▶ [EXERCISE DETAILS]: Set down the data below word for word, and leave the images aside.

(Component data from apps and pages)
+++++

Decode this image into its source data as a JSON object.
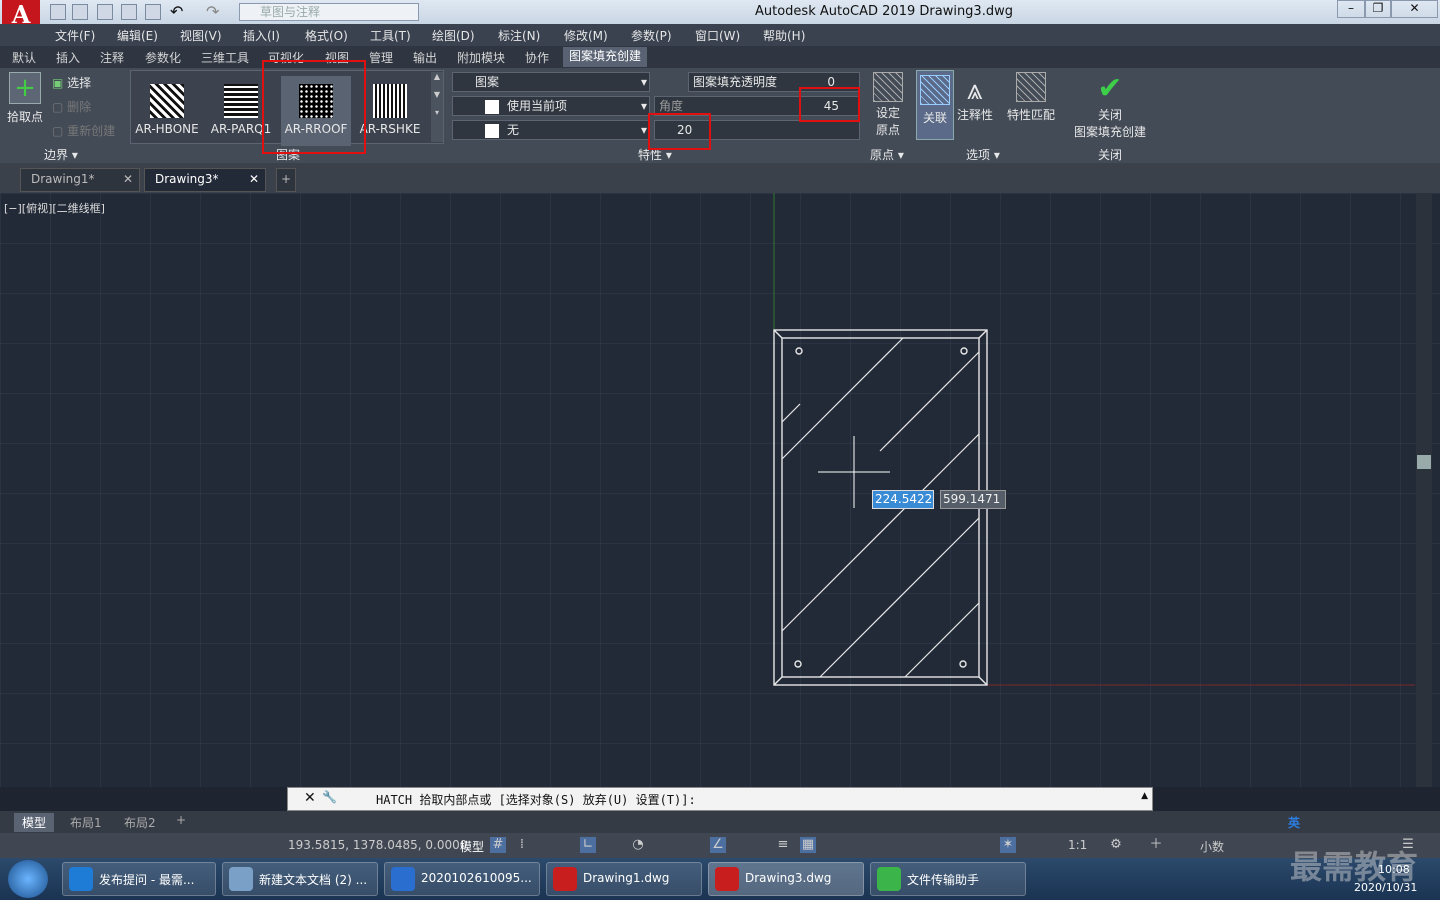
{
  "window": {
    "title": "Autodesk AutoCAD 2019    Drawing3.dwg",
    "workspace": "草图与注释"
  },
  "menu": [
    "文件(F)",
    "编辑(E)",
    "视图(V)",
    "插入(I)",
    "格式(O)",
    "工具(T)",
    "绘图(D)",
    "标注(N)",
    "修改(M)",
    "参数(P)",
    "窗口(W)",
    "帮助(H)"
  ],
  "ribbon_tabs": [
    "默认",
    "插入",
    "注释",
    "参数化",
    "三维工具",
    "可视化",
    "视图",
    "管理",
    "输出",
    "附加模块",
    "协作",
    "图案填充创建"
  ],
  "ribbon": {
    "boundary": {
      "pick_point": "拾取点",
      "select": "选择",
      "remove": "删除",
      "recreate": "重新创建",
      "panel": "边界"
    },
    "patterns": [
      "AR-HBONE",
      "AR-PARQ1",
      "AR-RROOF",
      "AR-RSHKE"
    ],
    "pattern_panel": "图案",
    "props": {
      "type": "图案",
      "color": "使用当前项",
      "background": "无",
      "transparency_label": "图案填充透明度",
      "transparency": "0",
      "angle_label": "角度",
      "angle": "45",
      "scale": "20",
      "panel": "特性"
    },
    "origin": {
      "set": "设定\n原点",
      "panel": "原点"
    },
    "options": {
      "assoc": "关联",
      "annotative": "注释性",
      "match": "特性匹配",
      "panel": "选项"
    },
    "close": {
      "label": "关闭\n图案填充创建",
      "panel": "关闭"
    }
  },
  "doc_tabs": [
    "Drawing1*",
    "Drawing3*"
  ],
  "viewport_label": "[−][俯视][二维线框]",
  "cursor": {
    "x": "224.5422",
    "y": "599.1471"
  },
  "command": {
    "text": "HATCH 拾取内部点或 [选择对象(S) 放弃(U) 设置(T)]:"
  },
  "layouts": [
    "模型",
    "布局1",
    "布局2"
  ],
  "status": {
    "coords": "193.5815, 1378.0485, 0.0000",
    "model": "模型",
    "scale": "1:1",
    "units": "小数"
  },
  "taskbar": [
    {
      "label": "发布提问 - 最需...",
      "color": "#1e7bd6"
    },
    {
      "label": "新建文本文档 (2) ...",
      "color": "#7aa0c8"
    },
    {
      "label": "2020102610095...",
      "color": "#2a6fd0"
    },
    {
      "label": "Drawing1.dwg",
      "color": "#c81e1e"
    },
    {
      "label": "Drawing3.dwg",
      "color": "#c81e1e"
    },
    {
      "label": "文件传输助手",
      "color": "#3bb54a"
    }
  ],
  "tray": {
    "time": "10:08",
    "date": "2020/10/31",
    "ime": "英"
  },
  "watermark": "最需教育"
}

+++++

▶ [ANSWER SECTION]:
Decode this image into its source data as a JSON object.
{
  "window": {
    "title": "Autodesk AutoCAD 2019    Drawing3.dwg",
    "workspace": "草图与注释"
  },
  "menu": [
    "文件(F)",
    "编辑(E)",
    "视图(V)",
    "插入(I)",
    "格式(O)",
    "工具(T)",
    "绘图(D)",
    "标注(N)",
    "修改(M)",
    "参数(P)",
    "窗口(W)",
    "帮助(H)"
  ],
  "ribbon_tabs": [
    "默认",
    "插入",
    "注释",
    "参数化",
    "三维工具",
    "可视化",
    "视图",
    "管理",
    "输出",
    "附加模块",
    "协作",
    "图案填充创建"
  ],
  "ribbon": {
    "boundary": {
      "pick_point": "拾取点",
      "select": "选择",
      "remove": "删除",
      "recreate": "重新创建",
      "panel": "边界"
    },
    "patterns": [
      "AR-HBONE",
      "AR-PARQ1",
      "AR-RROOF",
      "AR-RSHKE"
    ],
    "pattern_panel": "图案",
    "props": {
      "type": "图案",
      "color": "使用当前项",
      "background": "无",
      "transparency_label": "图案填充透明度",
      "transparency": "0",
      "angle_label": "角度",
      "angle": "45",
      "scale": "20",
      "panel": "特性"
    },
    "origin": {
      "set": "设定\n原点",
      "panel": "原点"
    },
    "options": {
      "assoc": "关联",
      "annotative": "注释性",
      "match": "特性匹配",
      "panel": "选项"
    },
    "close": {
      "label": "关闭\n图案填充创建",
      "panel": "关闭"
    }
  },
  "doc_tabs": [
    "Drawing1*",
    "Drawing3*"
  ],
  "viewport_label": "[−][俯视][二维线框]",
  "cursor": {
    "x": "224.5422",
    "y": "599.1471"
  },
  "command": {
    "text": "HATCH 拾取内部点或 [选择对象(S) 放弃(U) 设置(T)]:"
  },
  "layouts": [
    "模型",
    "布局1",
    "布局2"
  ],
  "status": {
    "coords": "193.5815, 1378.0485, 0.0000",
    "model": "模型",
    "scale": "1:1",
    "units": "小数"
  },
  "taskbar": [
    {
      "label": "发布提问 - 最需...",
      "color": "#1e7bd6"
    },
    {
      "label": "新建文本文档 (2) ...",
      "color": "#7aa0c8"
    },
    {
      "label": "2020102610095...",
      "color": "#2a6fd0"
    },
    {
      "label": "Drawing1.dwg",
      "color": "#c81e1e"
    },
    {
      "label": "Drawing3.dwg",
      "color": "#c81e1e"
    },
    {
      "label": "文件传输助手",
      "color": "#3bb54a"
    }
  ],
  "tray": {
    "time": "10:08",
    "date": "2020/10/31",
    "ime": "英"
  },
  "watermark": "最需教育"
}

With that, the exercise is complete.